However, despite juvenile names used in the past (Baby Aspirin, Children’s Aspirin), aspirin is not usually recommended for children. Current preparations are often labeled “Baby” (note quotations), Low Dose, and/or have other disclaimers such as “Not recommended for households with young children.” Reye’s Syndrome is a serious condition that can affect children recovering from viral conditions such as influenza (flu) or chickenpox (varicella). Since these diseases are often associated with headaches, fever, and/or muscle aches, parents might be tempted to give their child aspirin to relieve these symptoms. However, studies have shown that up to 95 percent of children with Reye’s Syndrome were given aspirin while treating symptoms of a viral infection. Thus there is an association between Reye’s Syndrome and children who have taken aspirin while recovering from viral illnesses. Reye’s Syndrome can result in lethargy, vomiting, and coma. Early treatment is the key to survival, but survivors can have permanent brain damage. As many as 30 percent die of the disease. Fortunately, Reye’s Syndrome has been relatively rare since aspirin has been linked to its cause. However, 600-1200 cases still occur each year in the U.S.
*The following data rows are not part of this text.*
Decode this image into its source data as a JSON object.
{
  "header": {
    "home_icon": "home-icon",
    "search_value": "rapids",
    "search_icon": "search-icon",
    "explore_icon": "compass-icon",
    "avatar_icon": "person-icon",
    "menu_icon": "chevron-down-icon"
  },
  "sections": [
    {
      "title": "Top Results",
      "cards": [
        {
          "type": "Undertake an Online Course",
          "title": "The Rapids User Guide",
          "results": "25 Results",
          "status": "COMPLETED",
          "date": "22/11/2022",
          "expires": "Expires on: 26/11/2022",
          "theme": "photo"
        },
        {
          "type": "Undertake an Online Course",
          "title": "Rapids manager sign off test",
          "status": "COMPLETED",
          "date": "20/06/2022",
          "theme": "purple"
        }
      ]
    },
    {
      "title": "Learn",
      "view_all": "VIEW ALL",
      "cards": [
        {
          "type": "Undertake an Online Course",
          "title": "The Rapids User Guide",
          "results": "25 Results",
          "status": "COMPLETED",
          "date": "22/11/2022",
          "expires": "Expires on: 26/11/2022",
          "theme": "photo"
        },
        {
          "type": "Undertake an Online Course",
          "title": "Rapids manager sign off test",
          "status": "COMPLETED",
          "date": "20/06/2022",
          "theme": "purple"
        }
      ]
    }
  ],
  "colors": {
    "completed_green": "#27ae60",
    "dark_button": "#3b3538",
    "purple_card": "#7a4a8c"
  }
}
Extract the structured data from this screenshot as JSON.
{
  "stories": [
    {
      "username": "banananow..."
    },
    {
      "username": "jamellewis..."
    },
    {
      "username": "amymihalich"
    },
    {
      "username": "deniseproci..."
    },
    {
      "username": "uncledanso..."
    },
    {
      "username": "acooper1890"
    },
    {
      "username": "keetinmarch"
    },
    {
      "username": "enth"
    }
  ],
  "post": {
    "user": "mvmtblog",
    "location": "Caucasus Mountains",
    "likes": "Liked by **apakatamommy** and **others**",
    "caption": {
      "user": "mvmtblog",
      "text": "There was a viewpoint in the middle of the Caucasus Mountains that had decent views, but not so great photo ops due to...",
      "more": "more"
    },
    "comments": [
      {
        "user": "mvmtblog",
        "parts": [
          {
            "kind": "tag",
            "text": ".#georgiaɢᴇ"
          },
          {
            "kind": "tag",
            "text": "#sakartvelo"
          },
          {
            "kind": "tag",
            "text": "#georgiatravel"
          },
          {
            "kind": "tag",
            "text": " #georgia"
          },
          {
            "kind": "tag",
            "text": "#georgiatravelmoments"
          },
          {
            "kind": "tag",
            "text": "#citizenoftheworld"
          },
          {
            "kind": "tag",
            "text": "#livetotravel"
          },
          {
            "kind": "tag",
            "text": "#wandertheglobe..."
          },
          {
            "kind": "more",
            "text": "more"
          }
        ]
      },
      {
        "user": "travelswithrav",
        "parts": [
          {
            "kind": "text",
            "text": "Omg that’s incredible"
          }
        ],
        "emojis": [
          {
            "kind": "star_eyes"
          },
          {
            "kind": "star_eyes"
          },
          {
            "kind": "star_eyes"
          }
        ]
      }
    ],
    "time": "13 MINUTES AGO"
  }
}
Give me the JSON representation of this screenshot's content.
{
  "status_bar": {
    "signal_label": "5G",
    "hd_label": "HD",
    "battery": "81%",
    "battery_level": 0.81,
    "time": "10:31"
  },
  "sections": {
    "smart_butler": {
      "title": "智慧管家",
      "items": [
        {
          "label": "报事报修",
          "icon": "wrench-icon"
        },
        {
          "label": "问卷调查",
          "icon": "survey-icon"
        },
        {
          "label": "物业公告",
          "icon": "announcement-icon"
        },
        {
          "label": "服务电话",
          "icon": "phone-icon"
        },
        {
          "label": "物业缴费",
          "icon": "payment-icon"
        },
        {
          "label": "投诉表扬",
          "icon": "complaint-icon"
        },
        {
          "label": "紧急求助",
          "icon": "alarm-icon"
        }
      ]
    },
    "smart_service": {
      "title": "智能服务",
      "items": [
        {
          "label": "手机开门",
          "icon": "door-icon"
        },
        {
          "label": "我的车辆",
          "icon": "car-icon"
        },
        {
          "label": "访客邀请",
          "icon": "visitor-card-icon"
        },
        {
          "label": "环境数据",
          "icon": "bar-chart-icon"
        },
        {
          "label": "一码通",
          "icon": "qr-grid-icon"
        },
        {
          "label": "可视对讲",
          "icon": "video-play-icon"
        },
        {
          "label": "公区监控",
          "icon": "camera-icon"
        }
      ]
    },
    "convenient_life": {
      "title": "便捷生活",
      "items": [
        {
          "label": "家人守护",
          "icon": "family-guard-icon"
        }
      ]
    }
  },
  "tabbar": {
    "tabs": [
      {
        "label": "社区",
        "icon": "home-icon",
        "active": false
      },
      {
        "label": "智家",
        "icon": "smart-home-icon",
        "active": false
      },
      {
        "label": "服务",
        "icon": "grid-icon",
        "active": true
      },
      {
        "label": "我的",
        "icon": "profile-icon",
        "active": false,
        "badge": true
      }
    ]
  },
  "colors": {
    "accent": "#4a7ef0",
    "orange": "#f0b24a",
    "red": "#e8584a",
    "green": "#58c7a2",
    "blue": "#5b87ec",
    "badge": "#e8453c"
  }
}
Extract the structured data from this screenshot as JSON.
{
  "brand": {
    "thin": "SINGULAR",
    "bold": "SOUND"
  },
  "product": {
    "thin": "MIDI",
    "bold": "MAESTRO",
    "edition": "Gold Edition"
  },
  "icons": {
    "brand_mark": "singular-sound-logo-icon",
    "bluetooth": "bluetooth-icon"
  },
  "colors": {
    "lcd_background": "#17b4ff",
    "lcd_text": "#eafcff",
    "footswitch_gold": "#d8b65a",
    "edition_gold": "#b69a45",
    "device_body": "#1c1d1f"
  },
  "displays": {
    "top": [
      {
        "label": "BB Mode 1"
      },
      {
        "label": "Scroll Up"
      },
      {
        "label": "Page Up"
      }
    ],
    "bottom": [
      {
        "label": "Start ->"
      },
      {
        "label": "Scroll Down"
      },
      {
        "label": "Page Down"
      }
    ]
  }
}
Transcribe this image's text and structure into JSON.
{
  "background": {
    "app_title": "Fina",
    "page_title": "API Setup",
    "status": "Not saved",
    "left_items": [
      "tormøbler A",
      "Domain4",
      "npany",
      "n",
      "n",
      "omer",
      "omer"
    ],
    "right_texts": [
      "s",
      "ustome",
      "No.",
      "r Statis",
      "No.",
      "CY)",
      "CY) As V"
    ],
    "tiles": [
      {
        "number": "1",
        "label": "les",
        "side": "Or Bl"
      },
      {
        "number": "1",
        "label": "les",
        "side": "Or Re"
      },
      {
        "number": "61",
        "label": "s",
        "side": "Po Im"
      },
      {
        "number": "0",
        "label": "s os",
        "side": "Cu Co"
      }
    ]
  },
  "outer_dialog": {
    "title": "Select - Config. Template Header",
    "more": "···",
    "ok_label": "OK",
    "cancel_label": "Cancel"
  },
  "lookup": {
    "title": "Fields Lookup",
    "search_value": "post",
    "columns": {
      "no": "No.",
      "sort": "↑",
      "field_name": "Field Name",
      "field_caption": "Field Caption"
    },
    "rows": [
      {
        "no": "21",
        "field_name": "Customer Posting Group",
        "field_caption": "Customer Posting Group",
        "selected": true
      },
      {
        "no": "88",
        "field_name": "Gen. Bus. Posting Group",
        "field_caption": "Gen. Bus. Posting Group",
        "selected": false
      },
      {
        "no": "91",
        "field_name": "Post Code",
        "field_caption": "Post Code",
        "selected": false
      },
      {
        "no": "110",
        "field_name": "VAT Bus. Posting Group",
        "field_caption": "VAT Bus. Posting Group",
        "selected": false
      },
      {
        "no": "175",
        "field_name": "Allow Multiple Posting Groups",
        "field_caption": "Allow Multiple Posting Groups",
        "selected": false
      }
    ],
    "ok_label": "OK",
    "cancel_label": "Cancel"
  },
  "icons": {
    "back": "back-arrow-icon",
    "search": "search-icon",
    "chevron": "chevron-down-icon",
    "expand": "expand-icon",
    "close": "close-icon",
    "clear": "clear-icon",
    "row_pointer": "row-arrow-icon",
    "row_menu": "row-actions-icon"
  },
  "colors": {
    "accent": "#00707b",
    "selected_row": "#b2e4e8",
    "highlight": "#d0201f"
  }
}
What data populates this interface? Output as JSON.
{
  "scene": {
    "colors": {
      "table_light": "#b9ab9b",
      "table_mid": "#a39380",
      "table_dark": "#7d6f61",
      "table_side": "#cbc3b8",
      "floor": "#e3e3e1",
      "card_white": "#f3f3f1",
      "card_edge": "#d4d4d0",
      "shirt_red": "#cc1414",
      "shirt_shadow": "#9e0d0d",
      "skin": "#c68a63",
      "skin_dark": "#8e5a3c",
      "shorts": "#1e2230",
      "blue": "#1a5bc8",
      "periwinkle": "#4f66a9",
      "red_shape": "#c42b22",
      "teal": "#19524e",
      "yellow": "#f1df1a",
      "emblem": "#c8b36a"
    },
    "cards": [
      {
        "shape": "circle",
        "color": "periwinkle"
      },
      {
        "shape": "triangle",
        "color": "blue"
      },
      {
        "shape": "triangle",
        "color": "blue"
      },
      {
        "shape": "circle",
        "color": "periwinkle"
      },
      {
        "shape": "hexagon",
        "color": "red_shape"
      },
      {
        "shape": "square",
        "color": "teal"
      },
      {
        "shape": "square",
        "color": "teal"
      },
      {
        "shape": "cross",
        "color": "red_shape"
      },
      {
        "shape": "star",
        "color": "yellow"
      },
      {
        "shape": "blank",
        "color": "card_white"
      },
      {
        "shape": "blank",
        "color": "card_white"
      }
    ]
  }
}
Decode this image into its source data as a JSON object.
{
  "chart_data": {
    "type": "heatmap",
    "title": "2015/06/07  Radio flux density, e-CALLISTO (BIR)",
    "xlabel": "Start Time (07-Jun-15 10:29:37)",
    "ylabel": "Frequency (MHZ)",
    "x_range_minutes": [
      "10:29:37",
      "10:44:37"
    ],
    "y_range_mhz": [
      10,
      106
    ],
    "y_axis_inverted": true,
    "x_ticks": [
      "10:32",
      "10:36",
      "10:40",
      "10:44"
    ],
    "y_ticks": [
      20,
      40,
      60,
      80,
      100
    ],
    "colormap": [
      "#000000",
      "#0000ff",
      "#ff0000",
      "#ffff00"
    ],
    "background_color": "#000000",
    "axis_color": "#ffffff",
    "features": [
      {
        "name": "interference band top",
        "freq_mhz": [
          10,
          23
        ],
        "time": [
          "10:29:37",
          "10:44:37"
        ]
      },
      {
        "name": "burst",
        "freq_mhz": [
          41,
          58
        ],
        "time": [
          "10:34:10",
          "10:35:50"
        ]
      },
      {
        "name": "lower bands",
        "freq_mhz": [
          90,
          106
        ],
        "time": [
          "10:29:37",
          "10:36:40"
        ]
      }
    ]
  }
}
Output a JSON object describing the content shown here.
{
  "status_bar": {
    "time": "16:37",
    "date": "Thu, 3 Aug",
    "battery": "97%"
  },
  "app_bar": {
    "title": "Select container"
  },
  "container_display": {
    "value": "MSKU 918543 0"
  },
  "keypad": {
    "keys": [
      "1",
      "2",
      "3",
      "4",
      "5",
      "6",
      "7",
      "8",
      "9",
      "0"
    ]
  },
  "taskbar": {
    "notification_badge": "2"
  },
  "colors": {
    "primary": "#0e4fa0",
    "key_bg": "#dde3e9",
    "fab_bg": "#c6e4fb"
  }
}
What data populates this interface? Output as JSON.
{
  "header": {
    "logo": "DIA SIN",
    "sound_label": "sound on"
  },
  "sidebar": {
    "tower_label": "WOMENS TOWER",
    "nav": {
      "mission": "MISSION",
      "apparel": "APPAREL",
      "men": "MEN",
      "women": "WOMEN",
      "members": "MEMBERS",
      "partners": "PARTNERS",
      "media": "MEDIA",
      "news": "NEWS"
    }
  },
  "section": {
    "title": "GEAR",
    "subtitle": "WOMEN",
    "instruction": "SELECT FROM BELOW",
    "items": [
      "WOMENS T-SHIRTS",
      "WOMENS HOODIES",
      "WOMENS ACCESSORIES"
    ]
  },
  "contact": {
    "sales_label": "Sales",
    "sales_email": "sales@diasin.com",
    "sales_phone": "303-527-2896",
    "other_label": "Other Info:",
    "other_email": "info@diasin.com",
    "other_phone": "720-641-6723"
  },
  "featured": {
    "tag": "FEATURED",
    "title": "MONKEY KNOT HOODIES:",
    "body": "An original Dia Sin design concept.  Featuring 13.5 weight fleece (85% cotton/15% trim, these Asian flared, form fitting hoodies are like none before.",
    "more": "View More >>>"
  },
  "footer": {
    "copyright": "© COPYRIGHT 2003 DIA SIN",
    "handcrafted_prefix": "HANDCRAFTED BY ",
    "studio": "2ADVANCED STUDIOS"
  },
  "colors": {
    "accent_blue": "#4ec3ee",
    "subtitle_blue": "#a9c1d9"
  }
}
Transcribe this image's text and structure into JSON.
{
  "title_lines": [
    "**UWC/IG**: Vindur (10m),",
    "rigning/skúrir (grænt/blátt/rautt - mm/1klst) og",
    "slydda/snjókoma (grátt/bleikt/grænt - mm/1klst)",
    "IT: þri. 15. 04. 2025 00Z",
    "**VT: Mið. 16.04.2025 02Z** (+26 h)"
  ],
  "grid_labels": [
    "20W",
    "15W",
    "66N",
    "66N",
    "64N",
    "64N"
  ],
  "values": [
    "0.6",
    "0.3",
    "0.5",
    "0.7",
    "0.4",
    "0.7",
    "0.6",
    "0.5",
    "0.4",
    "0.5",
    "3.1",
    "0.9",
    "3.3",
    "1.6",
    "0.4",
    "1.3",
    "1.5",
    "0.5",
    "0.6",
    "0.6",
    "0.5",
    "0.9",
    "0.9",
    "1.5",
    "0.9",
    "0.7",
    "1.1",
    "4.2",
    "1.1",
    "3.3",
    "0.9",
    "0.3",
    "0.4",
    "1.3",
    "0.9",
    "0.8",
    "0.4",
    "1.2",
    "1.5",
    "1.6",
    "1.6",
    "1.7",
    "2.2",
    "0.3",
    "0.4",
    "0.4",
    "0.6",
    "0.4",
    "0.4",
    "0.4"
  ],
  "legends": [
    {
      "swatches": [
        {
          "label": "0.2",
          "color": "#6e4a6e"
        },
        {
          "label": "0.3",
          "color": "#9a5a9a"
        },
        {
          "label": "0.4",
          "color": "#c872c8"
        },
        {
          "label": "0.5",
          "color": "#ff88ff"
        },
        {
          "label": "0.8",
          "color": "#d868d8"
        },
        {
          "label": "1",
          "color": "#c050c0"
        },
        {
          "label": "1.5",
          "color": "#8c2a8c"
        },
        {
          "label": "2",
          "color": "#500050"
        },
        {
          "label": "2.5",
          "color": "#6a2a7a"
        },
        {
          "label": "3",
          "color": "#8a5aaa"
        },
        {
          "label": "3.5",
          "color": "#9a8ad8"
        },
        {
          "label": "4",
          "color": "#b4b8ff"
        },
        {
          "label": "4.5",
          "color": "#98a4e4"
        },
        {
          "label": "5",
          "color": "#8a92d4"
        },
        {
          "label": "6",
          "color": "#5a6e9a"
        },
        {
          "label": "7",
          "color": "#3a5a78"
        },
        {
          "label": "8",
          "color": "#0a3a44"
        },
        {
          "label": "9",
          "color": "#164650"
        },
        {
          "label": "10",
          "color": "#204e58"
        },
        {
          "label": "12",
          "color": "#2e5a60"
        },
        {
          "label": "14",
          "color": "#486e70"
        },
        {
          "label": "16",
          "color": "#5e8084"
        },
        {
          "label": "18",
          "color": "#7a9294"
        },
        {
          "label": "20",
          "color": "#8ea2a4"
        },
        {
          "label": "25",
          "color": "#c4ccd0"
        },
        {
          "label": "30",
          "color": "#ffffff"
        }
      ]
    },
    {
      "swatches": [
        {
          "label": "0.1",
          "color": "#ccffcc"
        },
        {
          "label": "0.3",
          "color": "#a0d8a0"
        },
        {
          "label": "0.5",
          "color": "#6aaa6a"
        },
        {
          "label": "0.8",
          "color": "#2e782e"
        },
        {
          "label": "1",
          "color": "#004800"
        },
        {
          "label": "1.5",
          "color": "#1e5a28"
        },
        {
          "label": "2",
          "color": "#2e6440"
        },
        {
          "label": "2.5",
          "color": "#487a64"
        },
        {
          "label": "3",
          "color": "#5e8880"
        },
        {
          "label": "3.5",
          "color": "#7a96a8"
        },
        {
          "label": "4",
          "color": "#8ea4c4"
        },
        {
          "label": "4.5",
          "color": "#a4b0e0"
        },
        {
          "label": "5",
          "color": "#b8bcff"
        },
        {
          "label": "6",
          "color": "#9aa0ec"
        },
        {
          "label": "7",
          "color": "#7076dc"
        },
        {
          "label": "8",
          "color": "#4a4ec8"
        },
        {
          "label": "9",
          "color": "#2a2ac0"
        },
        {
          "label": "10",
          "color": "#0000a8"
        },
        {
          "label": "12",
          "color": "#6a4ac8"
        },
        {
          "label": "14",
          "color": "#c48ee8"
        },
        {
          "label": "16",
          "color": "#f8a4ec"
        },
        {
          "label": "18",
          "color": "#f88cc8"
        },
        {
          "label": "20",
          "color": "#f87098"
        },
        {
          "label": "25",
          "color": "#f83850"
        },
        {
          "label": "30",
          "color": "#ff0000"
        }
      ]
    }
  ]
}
The American Academy of Pediatrics, CDC, FDA, U.S. Surgeon General, National Reye’s Syndrome Foundation, and the World Health Organization all advise NOT to give aspirin to children under age 19 when treating fevers or apparent viral infection. Teens in particular may self-treat viral symptoms and not be aware of the risk of Reye’s Syndrome or that their chosen cold remedy contains aspirin. Parents should teach teens about Reye’s Syndrome and the risks of aspirin.
Most of the time an alternative to aspirin should be considered when treating childhood symptoms such as fever and headache, especially when recovering from a viral illness like influenza or chickenpox. The most common alternatives to aspirin for headache and fever include acetaminophen (e.g. Tylenol) or an NSAID (nonsteroidal anti-inflammatory drug). Aspirin is an NSAID, and others include ibuprofen (e.g. Advil, Motrin) and naproxen (e.g. Aleve). Since only aspirin has been linked to Reye’s Syndrome, any of these alternatives are much safer than aspirin in these situations.
There are some rare exceptions in which a physician might prescribe aspirin to a child. These include the rare Kawasaki Disease that involves inflammation of blood vessels or certain cases of inflammatory juvenile arthritis.
So despite the name “baby aspirin,” certainly do not give aspirin to a baby, or even to an older child or teen unless specifically under the care of a physician. Always read medication labels carefully and look out for aspirin. Anytime your child or teen is sick, please discuss specific treatments with your primary care provider. You do have one, right?
Dr. Fleming is the Medical Director of The Jane Pauley Community Health Center (closely affiliated with Community Health Network). Ideas for this column can be e-mailed to Dr. Fleming at AskDrFleming@gmail.com. Or you can write your medical questions to Dr, Fleming at AskDrFleming, 8931 E. 30th Street, Indianapolis, IN 46218. On written correspondence, please include your name and city (names will not be published).